So why all of the devotion to geek culture? Well, for one thing, geeks are a good demographic to target, according to Yankee Group analyst Rob Lancaster.
"The technology users of the world are a great group for marketing products to because they're very loyal to products and their interest is heavy," Lancaster says. "They become passionate."
That interest only grows if you offer them a discussion area like an online forum or list-serv, Lancaster explains. If you doubt him, just look at Google, or Linux, or the oft-resurrected Apple Computer and its Mac.
"Viral marketing is any sort of marketing that is non-traditional," Lancaster explained. "It's anything that's sort of off-the-wall. Viral marketing actually tends to be a lot less aggressive than normal marketing. It's reactive as opposed to proactive from the marketer's perspective."
Google, itself, is a case-in-point. "Google is a case study in viral marketing," Lancaster says. "This is a company that essentially has never done any marketing and has become one of the most popular search sites on the Web."
"It's not really marketing at all because Google is not really actively doing anything to promote its product." Instead, users are swept away by the quality of Google's product and tell their friends. It's old-fashioned word-of-mouth all the way.
Of course, a Web site and possibly some discussion boards or a list-serv help to get the word out there. In the case of video games, fan sites often pop up long before the actual game is released, following development news slavishly until the product ships. Then the sites offer discussion boards, tips, cheats and other codes, walkthroughs and skins (alternate graphics for characters in the game).
Note, however, that just because it's powerful and less aggressive doesn't mean marketing -- especially viral marketing -- on the Web is necessarily easy. At some point, the choice will have to be made: continue to satisfy the niche fan base or attempt to extend the appeal to the mass market.

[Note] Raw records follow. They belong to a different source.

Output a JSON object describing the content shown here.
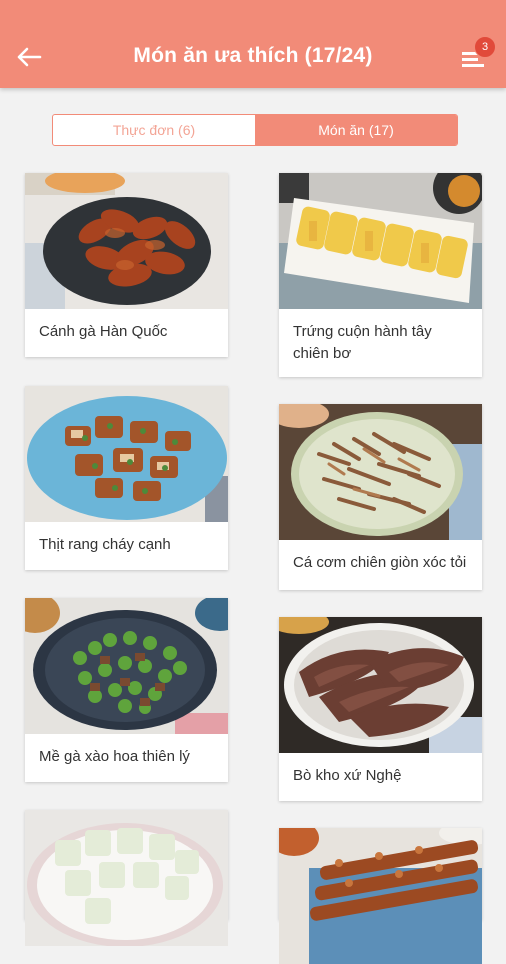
{
  "header": {
    "title": "Món ăn ưa thích (17/24)",
    "badge_count": "3"
  },
  "tabs": [
    {
      "label": "Thực đơn (6)",
      "active": false
    },
    {
      "label": "Món ăn (17)",
      "active": true
    }
  ],
  "dishes": [
    {
      "name": "Cánh gà Hàn Quốc"
    },
    {
      "name": "Trứng cuộn hành tây chiên bơ"
    },
    {
      "name": "Thịt rang cháy cạnh"
    },
    {
      "name": "Cá cơm chiên giòn xóc tỏi"
    },
    {
      "name": "Mề gà xào hoa thiên lý"
    },
    {
      "name": "Bò kho xứ Nghệ"
    }
  ],
  "colors": {
    "primary": "#f28b78",
    "badge": "#e14a3a"
  }
}
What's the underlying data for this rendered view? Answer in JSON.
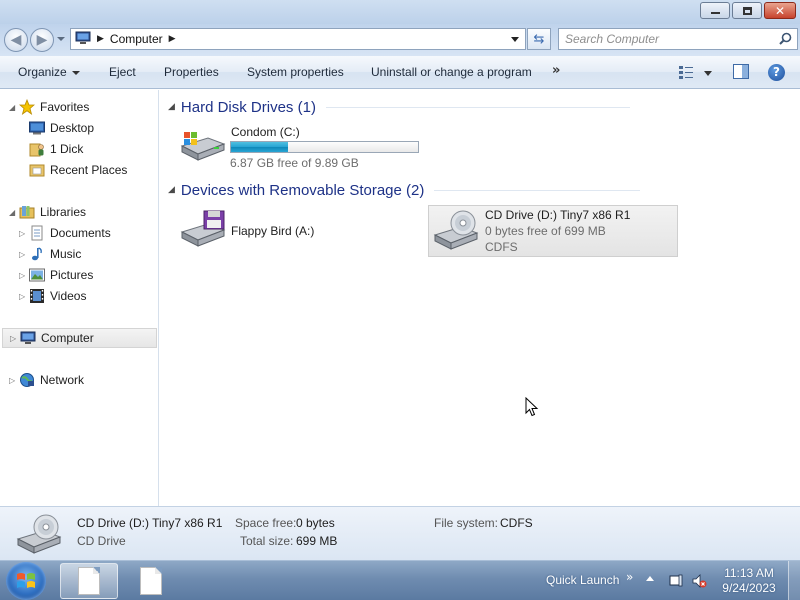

"You have to be careful," Lancaster says. "You've got to appeal to the mass market without offending the sensibilities of your loyal following. You have to make a conscious decision about who you want to cater to. To take the step to the mass market you're going to have to go beyond viral marketing to more traditional marketing to which the majority of the mass market is more receptive."
For a review of Max Payne, visit InternetNews.com sister site SharkyExtreme.com.